A birth doula is someone qualified to provide non-medical support during labor. She is trained in ways to give emotional, physical and informational support to women before, during and shortly after birth. She does not give medical advice or perform clinical duties such as blood pressure or cervical checks. A doula’s job is to assist a woman to achieve the birth she wants, whether that be a completely unmedicated water birth or an epidural as soon as she heads to the hospital.
A doula’s role can take many different shapes. She can provide a laboring woman with comfort measures, such as massage, counterpressure or position suggestions. Additionally, she can give a mother emotional support and reassurance during this challenging time and can provide her with information on many routine procedures such as IV’s, Pitocin, narcotic pain medication and epidurals. She can also assist a woman’s partner by reminding him to eat and drink and helping him to support his partner effectively.
Most doulas meet with you a few times before your birth to talk about your preferences and many will visit you at your home a week or two after your baby arrives.

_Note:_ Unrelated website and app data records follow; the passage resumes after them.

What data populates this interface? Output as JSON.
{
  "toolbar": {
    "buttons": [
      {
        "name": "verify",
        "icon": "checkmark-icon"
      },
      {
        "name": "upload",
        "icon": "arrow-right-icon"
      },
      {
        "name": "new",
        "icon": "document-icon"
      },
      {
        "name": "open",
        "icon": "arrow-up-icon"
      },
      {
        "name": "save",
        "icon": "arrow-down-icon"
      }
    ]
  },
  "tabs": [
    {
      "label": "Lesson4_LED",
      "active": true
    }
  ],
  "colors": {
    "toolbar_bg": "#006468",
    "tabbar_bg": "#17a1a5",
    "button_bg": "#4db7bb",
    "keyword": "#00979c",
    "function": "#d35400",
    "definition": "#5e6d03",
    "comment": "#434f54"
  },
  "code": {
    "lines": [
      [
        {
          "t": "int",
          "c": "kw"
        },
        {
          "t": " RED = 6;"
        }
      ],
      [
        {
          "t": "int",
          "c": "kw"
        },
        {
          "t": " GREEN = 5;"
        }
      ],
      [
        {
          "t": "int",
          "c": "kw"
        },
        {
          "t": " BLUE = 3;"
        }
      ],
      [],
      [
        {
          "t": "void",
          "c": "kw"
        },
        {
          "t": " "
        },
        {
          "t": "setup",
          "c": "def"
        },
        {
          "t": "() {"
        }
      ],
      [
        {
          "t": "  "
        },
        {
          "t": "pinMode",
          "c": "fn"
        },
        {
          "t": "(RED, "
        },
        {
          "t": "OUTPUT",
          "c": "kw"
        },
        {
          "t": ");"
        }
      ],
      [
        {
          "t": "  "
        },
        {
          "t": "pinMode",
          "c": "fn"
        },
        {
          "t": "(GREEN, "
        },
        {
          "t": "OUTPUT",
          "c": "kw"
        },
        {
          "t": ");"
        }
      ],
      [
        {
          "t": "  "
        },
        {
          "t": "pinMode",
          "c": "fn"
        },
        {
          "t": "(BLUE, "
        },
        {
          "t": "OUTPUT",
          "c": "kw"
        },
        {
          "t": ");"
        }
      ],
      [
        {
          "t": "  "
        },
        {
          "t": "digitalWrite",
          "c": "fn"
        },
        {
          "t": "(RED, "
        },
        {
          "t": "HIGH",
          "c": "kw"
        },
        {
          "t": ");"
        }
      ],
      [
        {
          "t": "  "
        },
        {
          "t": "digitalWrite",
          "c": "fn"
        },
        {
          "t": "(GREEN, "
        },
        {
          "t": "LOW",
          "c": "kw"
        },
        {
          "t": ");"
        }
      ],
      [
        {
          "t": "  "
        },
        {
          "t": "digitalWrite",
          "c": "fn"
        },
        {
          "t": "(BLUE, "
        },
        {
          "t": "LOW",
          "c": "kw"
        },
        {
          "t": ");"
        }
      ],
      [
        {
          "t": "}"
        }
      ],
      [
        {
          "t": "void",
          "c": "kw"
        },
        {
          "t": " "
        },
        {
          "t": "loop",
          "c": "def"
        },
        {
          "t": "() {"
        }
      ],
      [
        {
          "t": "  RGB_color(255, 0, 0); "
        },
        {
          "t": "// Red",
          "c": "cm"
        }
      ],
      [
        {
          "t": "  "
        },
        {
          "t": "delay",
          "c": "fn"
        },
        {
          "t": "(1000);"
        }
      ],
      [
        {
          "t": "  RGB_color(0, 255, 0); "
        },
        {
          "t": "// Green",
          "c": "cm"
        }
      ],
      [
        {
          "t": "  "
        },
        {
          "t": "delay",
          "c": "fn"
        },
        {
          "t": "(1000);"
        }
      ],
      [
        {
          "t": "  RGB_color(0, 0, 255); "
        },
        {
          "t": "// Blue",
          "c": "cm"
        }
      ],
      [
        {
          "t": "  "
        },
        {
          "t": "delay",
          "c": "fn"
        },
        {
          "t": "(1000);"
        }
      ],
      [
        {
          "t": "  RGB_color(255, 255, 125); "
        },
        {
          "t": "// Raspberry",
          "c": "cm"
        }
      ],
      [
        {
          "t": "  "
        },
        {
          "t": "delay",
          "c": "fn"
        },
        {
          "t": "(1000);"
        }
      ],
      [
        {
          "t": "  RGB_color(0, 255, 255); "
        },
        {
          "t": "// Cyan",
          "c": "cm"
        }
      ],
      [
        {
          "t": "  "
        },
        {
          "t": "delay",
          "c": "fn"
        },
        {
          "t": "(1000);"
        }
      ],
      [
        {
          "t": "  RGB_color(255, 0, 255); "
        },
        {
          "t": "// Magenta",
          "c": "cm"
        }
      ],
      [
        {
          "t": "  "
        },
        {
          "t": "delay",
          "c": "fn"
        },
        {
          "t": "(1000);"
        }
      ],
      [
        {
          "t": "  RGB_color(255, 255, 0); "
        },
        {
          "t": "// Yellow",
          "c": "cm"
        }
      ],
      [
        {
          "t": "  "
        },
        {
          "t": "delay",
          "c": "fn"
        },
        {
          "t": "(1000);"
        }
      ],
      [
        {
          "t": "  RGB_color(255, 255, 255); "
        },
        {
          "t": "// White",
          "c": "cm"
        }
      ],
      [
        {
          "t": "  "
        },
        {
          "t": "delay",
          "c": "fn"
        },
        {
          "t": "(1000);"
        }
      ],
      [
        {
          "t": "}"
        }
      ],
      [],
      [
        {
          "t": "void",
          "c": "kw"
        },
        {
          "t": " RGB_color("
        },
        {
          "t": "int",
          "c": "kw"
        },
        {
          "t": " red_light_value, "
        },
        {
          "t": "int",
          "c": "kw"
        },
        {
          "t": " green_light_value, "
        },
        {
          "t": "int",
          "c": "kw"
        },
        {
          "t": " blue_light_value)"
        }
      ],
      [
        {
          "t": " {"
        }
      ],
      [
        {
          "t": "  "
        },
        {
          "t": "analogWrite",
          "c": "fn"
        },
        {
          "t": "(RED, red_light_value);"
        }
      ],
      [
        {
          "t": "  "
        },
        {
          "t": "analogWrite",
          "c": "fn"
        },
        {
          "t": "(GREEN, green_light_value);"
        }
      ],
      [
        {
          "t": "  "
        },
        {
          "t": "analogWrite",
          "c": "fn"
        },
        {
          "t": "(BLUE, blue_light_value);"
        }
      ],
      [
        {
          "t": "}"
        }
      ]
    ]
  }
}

A doula will generally join you once you are in active labor and, unlike clinical care providers, will remain with you during the whole of your birth.